▶ REQUIRED WORK: Please return all lines from the records below that include the string "this".

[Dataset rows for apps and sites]
-----
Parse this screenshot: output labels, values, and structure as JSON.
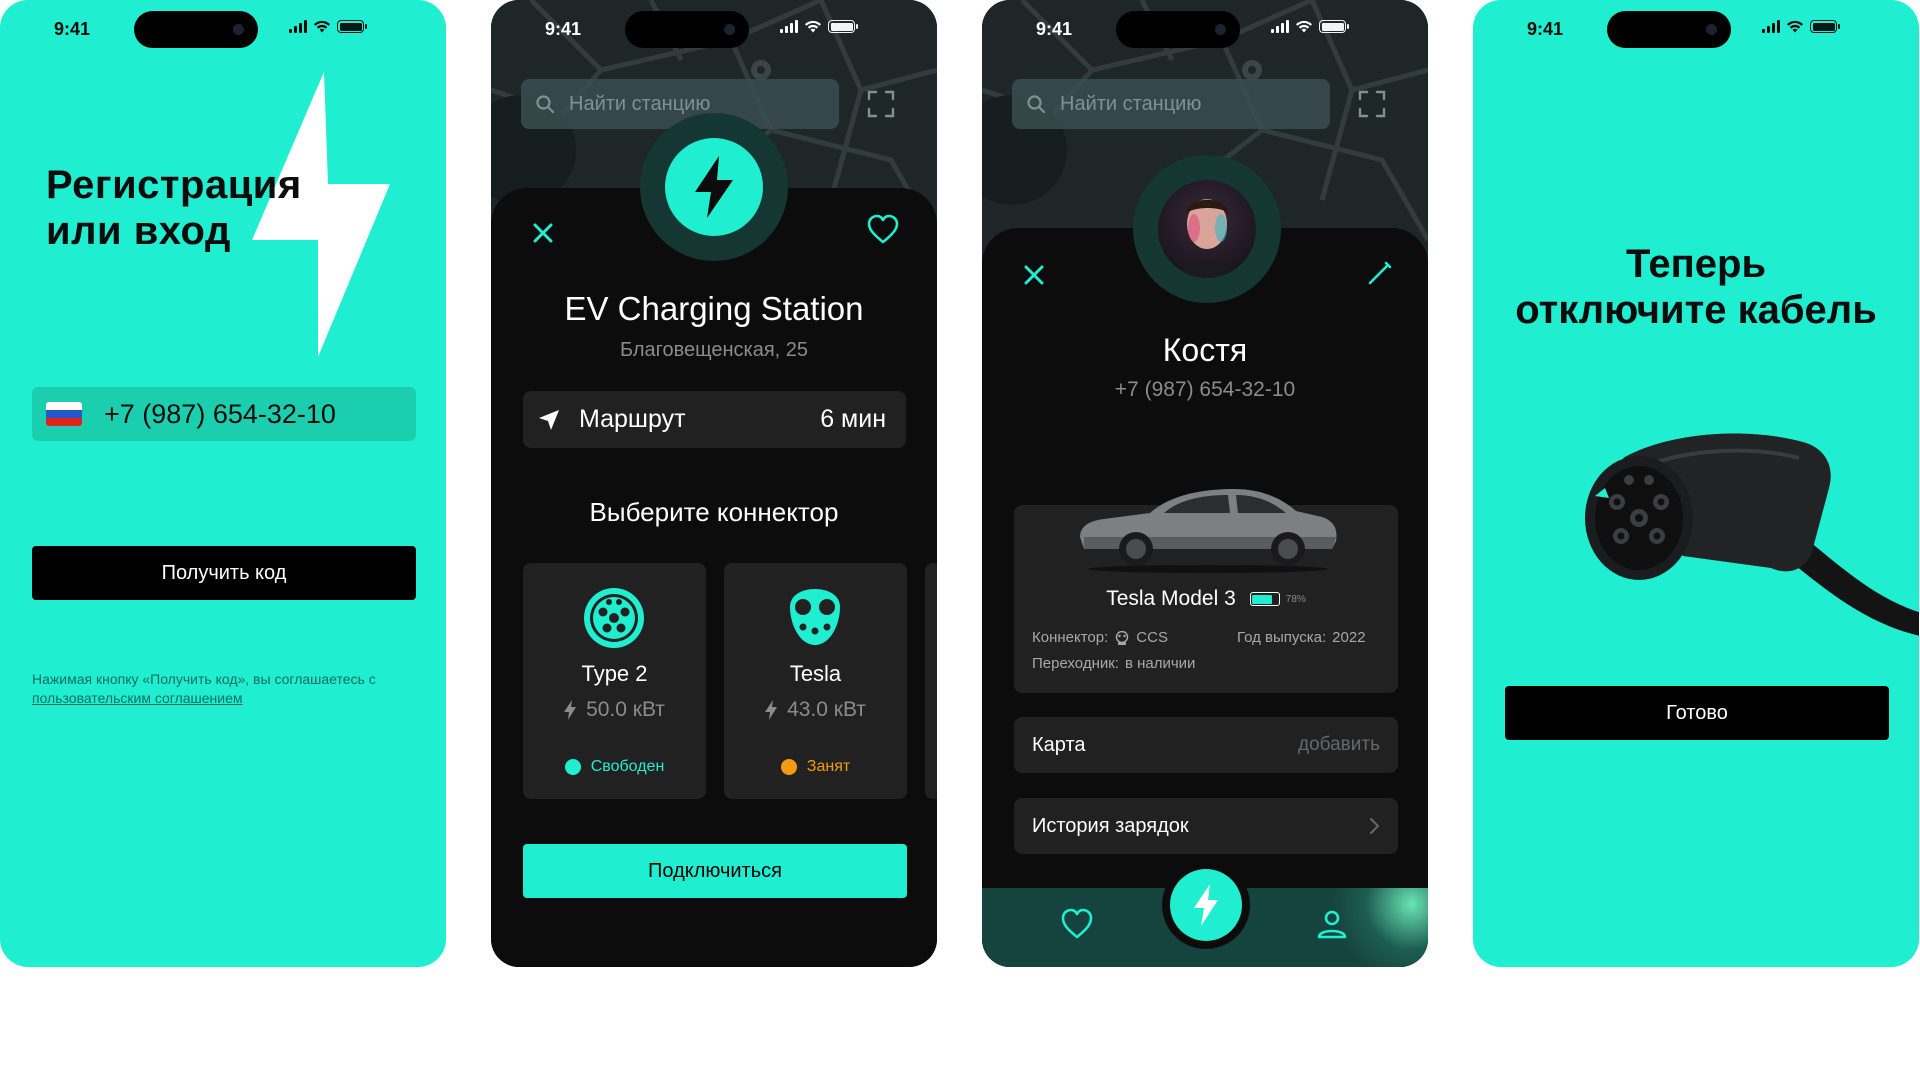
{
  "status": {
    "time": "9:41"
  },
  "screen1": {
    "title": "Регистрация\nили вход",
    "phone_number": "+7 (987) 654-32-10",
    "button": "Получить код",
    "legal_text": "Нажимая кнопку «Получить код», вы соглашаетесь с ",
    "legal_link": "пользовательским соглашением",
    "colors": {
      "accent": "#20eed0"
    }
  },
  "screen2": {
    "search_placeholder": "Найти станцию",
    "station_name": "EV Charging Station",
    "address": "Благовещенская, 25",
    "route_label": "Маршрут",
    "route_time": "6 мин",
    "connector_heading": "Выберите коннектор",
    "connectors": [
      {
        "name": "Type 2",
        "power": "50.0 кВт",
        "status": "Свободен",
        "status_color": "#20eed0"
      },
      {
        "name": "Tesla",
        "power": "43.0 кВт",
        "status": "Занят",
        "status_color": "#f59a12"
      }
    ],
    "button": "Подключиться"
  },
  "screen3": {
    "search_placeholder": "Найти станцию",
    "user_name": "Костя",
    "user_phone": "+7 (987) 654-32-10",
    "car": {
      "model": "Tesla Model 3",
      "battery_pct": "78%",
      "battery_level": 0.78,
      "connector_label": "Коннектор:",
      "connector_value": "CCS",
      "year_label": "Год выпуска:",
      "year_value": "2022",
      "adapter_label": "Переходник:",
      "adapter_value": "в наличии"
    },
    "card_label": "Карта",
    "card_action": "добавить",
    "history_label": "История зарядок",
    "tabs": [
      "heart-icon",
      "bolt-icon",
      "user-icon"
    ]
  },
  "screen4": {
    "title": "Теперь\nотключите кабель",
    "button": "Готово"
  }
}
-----
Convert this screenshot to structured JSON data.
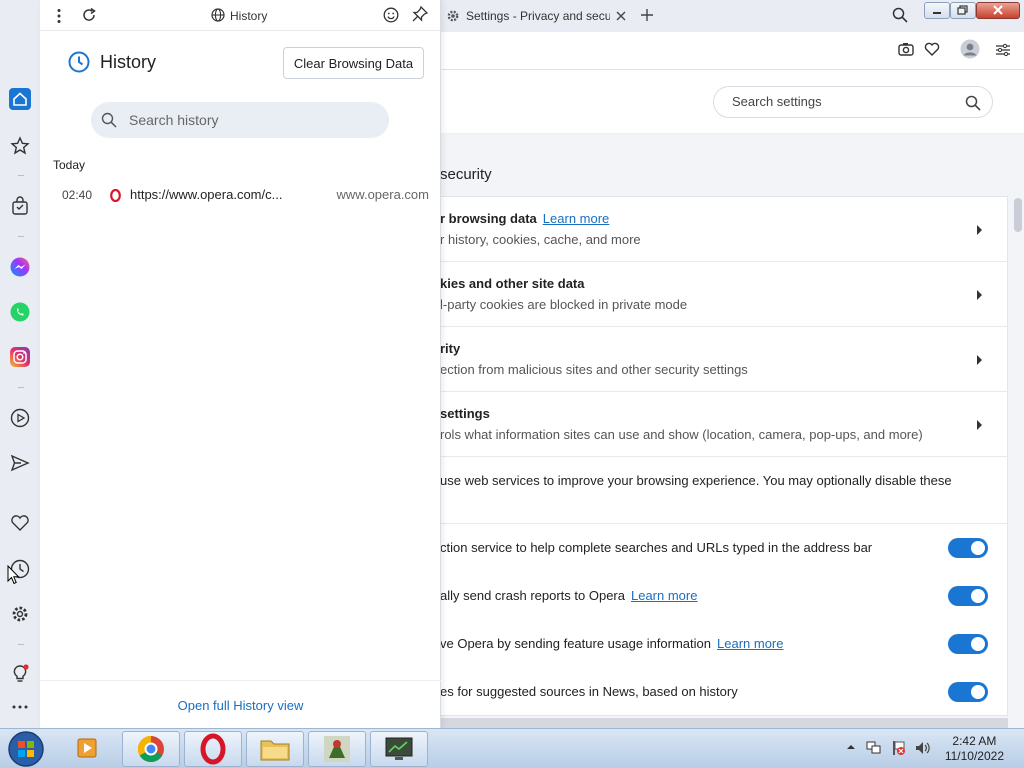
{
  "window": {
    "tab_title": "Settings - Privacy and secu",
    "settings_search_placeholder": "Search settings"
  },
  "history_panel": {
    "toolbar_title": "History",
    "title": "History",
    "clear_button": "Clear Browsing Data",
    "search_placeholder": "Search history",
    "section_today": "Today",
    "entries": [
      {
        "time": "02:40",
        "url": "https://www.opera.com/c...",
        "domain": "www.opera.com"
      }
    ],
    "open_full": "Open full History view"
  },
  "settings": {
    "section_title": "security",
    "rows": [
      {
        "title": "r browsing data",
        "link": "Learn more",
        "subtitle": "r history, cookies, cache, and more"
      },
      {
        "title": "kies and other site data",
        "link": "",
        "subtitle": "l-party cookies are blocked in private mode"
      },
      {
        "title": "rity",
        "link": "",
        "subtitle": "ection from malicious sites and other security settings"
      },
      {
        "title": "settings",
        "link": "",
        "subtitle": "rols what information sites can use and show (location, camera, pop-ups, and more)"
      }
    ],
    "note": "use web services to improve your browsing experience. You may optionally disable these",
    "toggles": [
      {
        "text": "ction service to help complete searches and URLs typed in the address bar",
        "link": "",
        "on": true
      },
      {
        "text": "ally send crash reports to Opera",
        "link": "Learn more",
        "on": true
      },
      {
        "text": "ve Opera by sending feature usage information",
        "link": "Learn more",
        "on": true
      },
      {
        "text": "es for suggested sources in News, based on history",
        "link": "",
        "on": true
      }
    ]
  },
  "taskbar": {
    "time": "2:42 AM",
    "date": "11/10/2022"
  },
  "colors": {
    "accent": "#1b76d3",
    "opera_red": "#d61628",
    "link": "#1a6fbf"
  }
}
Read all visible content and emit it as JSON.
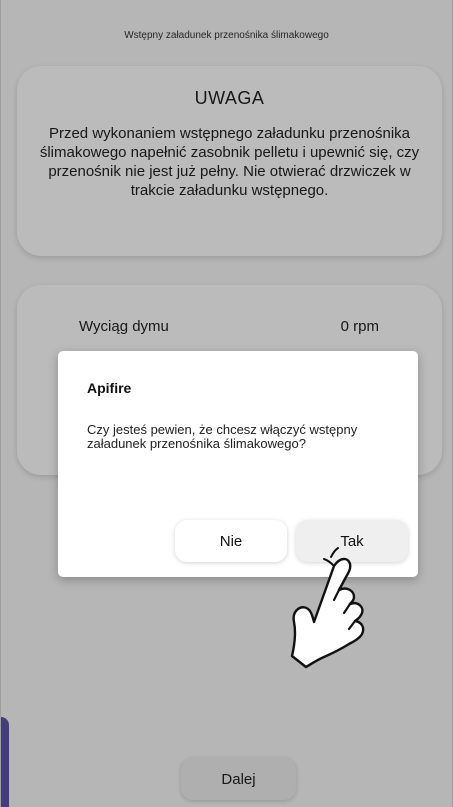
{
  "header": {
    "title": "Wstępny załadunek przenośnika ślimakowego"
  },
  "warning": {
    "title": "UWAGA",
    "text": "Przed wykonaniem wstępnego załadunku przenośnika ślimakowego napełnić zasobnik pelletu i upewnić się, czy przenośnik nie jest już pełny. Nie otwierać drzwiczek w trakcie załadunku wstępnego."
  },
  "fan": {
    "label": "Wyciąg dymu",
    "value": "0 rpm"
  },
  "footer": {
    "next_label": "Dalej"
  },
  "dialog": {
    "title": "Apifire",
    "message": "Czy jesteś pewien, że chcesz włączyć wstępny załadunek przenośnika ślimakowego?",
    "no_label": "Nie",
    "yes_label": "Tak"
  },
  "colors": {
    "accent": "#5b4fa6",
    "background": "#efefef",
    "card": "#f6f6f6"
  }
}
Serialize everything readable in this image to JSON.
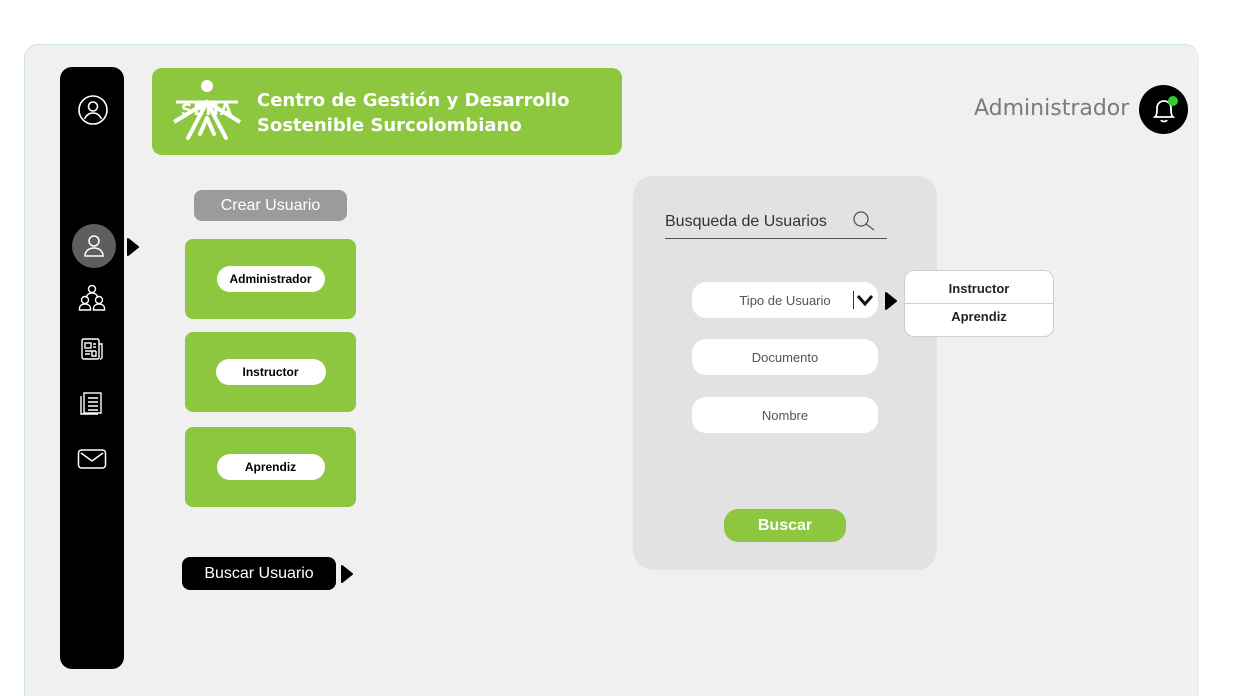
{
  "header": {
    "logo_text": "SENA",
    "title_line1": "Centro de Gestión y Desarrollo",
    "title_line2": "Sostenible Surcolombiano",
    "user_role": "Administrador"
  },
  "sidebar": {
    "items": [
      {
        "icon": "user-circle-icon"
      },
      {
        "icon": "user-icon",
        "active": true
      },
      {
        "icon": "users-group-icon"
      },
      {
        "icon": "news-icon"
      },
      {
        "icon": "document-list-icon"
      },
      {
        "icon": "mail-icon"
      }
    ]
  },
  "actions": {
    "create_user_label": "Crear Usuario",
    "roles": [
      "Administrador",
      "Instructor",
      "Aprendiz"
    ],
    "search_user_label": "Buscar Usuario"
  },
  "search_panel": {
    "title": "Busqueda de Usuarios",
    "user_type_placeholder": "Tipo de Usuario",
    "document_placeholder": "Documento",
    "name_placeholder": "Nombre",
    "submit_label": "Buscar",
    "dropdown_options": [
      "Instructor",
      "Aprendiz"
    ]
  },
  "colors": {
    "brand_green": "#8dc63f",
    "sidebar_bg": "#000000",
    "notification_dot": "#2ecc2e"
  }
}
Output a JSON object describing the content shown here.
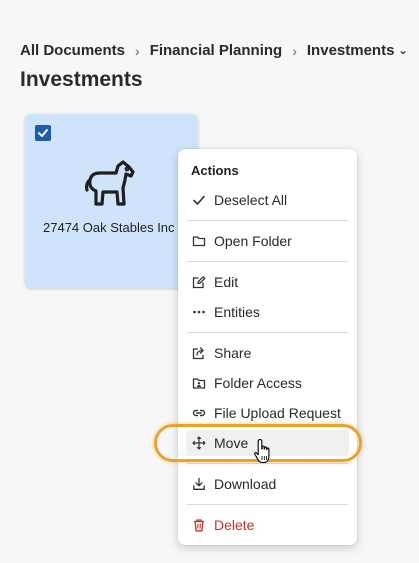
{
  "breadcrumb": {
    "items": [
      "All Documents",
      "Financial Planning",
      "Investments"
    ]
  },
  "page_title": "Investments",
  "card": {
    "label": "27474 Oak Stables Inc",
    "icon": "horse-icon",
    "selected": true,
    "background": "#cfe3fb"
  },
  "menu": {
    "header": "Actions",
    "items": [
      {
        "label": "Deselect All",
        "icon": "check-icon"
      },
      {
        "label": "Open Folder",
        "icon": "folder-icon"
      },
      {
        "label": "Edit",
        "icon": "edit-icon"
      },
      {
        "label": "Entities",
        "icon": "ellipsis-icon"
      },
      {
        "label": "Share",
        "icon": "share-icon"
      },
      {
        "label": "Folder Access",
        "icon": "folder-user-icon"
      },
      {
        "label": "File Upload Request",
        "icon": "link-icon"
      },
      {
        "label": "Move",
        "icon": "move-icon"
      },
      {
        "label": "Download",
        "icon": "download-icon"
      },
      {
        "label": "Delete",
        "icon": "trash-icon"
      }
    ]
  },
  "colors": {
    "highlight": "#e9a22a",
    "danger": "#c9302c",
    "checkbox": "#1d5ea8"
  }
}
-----
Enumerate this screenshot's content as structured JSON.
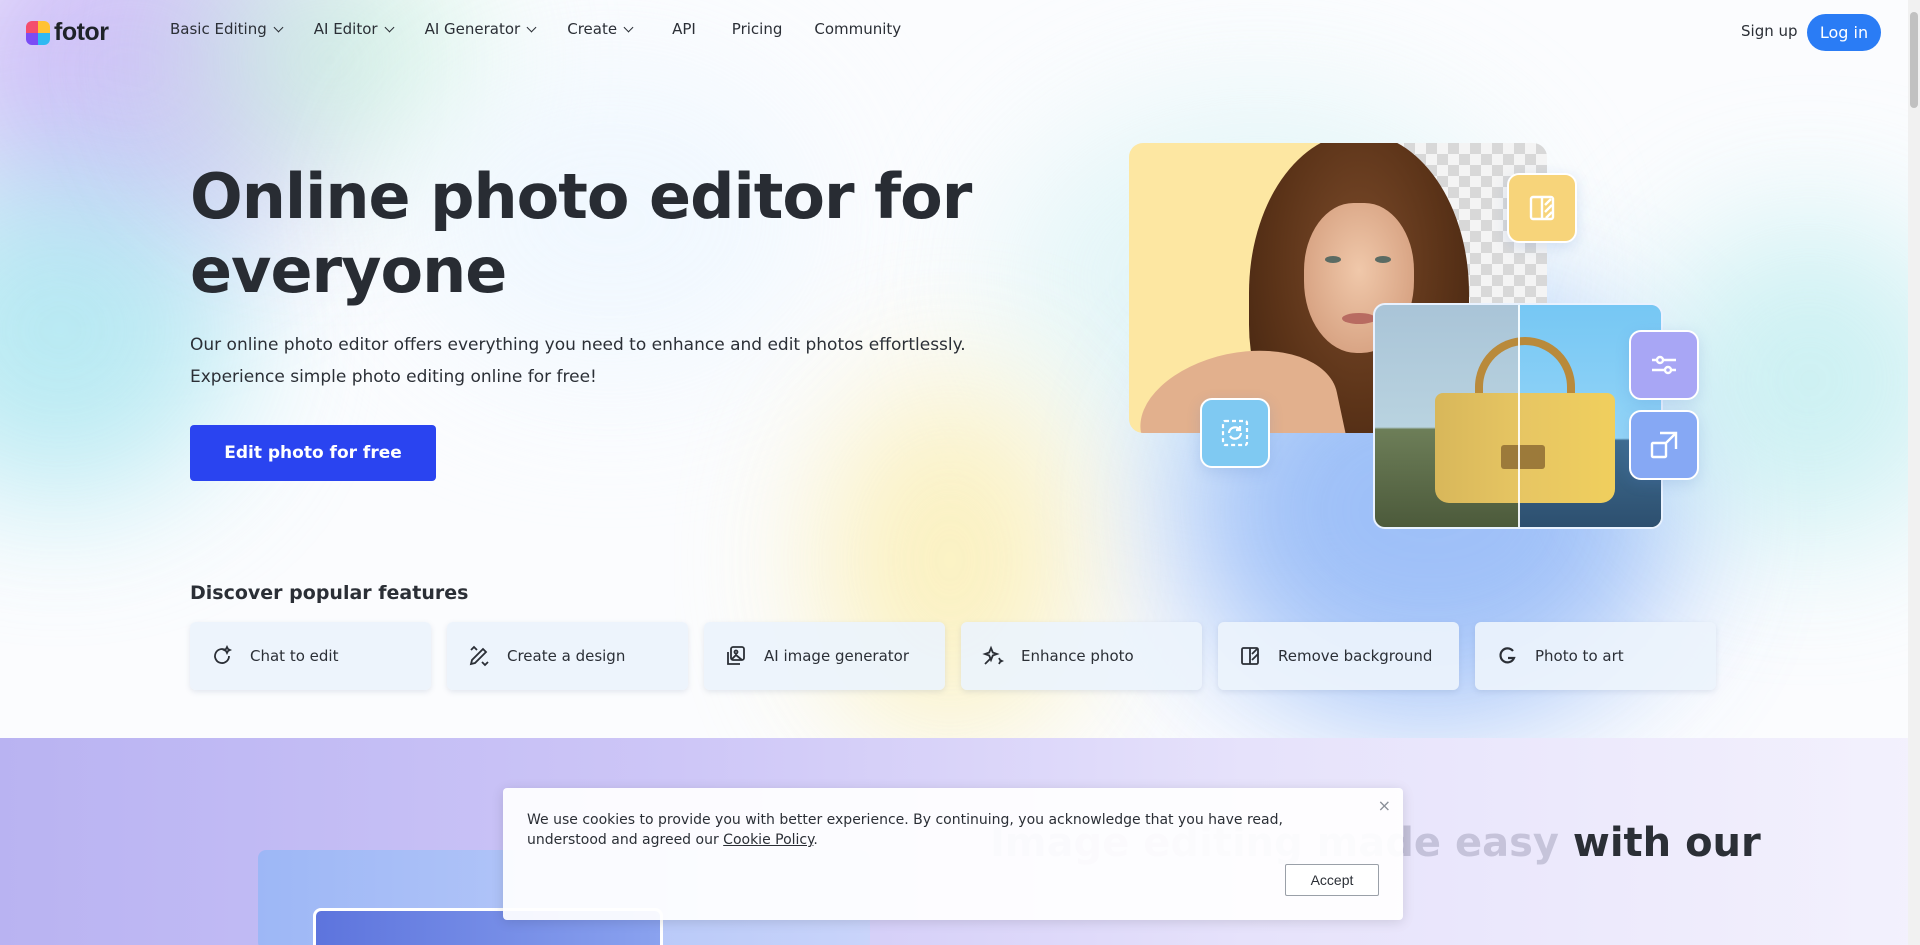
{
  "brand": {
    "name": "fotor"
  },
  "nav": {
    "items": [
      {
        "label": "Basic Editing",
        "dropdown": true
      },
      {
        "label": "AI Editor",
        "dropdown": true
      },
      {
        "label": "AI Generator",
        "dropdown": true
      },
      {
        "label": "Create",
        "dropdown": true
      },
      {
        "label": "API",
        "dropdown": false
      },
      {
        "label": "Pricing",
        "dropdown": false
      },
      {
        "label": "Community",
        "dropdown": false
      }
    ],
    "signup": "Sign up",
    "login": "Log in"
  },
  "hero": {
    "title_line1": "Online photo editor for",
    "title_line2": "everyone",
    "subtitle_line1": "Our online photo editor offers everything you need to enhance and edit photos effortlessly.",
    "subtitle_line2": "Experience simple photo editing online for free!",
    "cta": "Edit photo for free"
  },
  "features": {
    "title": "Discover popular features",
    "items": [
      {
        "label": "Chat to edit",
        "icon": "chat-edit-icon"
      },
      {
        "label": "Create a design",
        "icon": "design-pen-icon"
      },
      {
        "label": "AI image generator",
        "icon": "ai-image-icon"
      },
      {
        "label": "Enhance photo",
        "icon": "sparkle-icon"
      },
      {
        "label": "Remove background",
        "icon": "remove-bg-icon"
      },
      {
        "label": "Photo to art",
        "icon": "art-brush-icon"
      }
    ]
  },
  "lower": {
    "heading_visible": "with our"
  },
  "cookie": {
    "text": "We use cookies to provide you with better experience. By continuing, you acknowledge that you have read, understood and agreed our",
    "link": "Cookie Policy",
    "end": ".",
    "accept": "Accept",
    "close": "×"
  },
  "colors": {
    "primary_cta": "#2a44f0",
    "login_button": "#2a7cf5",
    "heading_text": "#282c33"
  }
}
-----
▶ YOUR SOLUTION:
Parse this screenshot: output labels, values, and structure as JSON.
Convert this screenshot to structured JSON data.
Serialize everything readable in this image to JSON.
Enumerate this screenshot's content as structured JSON.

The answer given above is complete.